  • M - Maintenance or Test Assemblies
  • N - Navigational Aids
  • P - no longer used (was Reproducing, now covered by "H")
  • Q - Special or Combination
  • R - Receiving or Passive Detecting
  • S - Detecting or Range and Bearing, Search
  • T - Transmitting
  • W - Automatic Flight or Remote Control
  • X - Identification and Recognition
  • Y - Surveillance (search, detect, and multiple target tracking) and Control (both fire control and/or air control)
  • Z - Secure (NSA use only)

Model number[edit]

Following the three-letter designation, after a dash, is a number, uniquely identifying the equipment. Different variants of the same equipment may be given an additional letter and other suffixes (for example, AN/SPY-1A, AN/SPY-1B, etc.), while entirely new equipment within the same category is given a new number (for example, AN/SPY-3).

Variants and training equipment[edit]

A suffix "(V)", parenthetical V, indicates variable components. A number may follow the parenthetical V to identify a specific configuration. Or the number will identify the precise quantity of equipment required for a specific configuration.

A suffix of "(P)", parenthetical P, indicates a plug in module or component of a system which changes the function, frequency, or characteristics.

A suffix of "(C)", parenthetical C, indicates NSA-controlled cryptographic/classified item.

A suffix of "-T", dash T, indicates equipment designed to provide training in the operation of a specific set.

For example:

AN/ABC-1(V)4 would be the 4th variable of the AN/ABC-1 equipment. OT-1957(V)1/ABC-1(V) would be one OT-1957 required for the particular configuration. AN/ABC-1(C) would be an NSA-controlled cryptographic/classified item. R00(P)/ABC-1 would be a plug in module for the AN/ABC-1 equipment. AN/ABC-1-T1 would be the first training set for the AN/ABC-1 equipment.

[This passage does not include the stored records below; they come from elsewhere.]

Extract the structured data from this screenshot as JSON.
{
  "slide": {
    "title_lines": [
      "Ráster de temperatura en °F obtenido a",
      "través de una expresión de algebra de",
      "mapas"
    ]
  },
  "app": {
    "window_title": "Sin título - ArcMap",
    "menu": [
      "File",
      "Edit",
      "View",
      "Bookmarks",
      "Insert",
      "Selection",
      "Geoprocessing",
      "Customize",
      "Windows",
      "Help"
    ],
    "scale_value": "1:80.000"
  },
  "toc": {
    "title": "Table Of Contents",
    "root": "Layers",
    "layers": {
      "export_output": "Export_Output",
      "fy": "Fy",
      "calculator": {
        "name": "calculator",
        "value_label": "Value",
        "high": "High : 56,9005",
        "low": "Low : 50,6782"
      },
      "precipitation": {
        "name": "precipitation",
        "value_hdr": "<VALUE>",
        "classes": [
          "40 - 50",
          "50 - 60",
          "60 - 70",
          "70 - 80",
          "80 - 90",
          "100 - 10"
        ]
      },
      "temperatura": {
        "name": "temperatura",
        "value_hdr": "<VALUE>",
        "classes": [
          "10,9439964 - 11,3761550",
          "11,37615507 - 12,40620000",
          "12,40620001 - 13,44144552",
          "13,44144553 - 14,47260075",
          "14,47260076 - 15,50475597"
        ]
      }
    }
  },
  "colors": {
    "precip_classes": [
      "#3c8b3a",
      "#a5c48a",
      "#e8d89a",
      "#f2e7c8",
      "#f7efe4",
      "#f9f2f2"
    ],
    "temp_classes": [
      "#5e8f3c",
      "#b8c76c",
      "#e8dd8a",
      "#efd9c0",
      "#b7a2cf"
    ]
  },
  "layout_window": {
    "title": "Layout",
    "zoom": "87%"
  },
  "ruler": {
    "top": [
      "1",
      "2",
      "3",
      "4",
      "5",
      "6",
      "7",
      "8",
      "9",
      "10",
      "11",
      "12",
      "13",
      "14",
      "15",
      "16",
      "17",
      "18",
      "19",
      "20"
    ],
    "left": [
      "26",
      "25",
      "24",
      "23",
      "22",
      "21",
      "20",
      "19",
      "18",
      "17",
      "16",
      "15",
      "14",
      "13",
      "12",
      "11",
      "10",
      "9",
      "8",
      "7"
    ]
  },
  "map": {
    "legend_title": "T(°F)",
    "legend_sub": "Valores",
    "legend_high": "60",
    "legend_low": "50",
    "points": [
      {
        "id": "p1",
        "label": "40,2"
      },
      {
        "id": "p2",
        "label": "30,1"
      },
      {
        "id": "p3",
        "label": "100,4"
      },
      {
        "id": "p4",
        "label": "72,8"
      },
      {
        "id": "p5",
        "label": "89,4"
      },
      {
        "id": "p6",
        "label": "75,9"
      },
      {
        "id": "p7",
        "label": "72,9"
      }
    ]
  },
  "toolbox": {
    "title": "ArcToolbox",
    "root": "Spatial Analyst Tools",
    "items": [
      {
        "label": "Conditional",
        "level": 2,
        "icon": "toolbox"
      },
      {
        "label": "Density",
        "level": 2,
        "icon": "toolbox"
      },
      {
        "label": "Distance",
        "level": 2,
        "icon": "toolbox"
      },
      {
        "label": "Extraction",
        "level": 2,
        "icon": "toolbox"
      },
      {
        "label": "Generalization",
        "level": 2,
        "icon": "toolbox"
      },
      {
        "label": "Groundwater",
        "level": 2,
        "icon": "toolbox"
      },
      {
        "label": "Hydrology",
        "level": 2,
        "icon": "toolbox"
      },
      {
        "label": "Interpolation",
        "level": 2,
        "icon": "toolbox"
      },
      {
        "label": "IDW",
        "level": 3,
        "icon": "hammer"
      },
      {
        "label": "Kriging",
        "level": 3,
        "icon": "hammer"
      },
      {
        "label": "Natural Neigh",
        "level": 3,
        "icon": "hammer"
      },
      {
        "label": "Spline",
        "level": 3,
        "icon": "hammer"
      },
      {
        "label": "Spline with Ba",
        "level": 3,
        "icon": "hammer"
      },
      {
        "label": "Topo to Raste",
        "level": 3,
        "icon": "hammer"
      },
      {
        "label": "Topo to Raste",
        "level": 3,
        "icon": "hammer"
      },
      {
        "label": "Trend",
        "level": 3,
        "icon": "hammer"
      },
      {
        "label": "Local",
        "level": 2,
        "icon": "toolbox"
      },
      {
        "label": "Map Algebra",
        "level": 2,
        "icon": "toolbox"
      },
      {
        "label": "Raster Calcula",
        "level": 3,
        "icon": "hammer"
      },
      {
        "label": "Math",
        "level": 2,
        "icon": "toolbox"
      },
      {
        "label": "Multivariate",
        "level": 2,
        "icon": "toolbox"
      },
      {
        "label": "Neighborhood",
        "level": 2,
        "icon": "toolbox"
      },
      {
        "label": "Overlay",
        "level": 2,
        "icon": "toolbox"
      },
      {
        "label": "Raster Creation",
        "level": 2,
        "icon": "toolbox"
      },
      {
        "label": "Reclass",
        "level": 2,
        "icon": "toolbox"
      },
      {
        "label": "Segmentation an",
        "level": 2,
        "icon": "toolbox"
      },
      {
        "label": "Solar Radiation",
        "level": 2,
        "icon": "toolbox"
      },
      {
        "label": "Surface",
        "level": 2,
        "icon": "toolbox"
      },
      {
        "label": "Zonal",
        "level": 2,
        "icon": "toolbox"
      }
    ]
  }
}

Subsystems ("groups") are designated by a two letter code (without the AN/ prefix), followed by a number, followed by slash and one, two or three letters from the three letter codes for systems. For example, BA-1234/PRC would be a battery for portable radio sets. Some subsystems will have the designation for the system they belong to. For example, RT-859/APX-72 and C-6820/APX-72, the /APX-72 indicates both are part of the AN/APX-72 system.


JETDS was adopted 16 February 1943 by the Joint Communications Board for all new Army and Navy airborne, radio, and radar equipment. Over time it was extended to cover the Marine Corps and the Navy's ship, submarine, amphibious, and ground electronic equipment. When the Air Force was established as a separate department, it continued the use of the system for electronic equipment. JETDS was adopted by the United States Coast Guard in 1950, Canada in 1951 and the NSA in 1959 (though the NSA continued to use its own TSEC telecommunications security nomenclature[1]). In 1957 the U.S. Department of Defense approved a military standard for the nomenclature, MIL-STD-196. The system has been modified over time, with some types (e.g. carrier pigeon -B-) dropped and others (e.g. computers and cryptographic equipment) added. The latest version, MIL-STD-196F, was issued in 2013.

MIL-STD-196 Rev. History
Revision Date
Original 9 May 1957
A 16 September 1960
B 7 April 1965
C 22 April 1971
D 19 January 1985
E 17 February 1998
F 11 September 2013

See also[edit]


  • The US government's BINCS database currently assignes CAGE code 80058 to JETDS items.
  • The US government's system for input of Form DD-61 Request for Nomenclature is the Joint Electronic Type Designation Automated System (JETDAS).

External links[edit]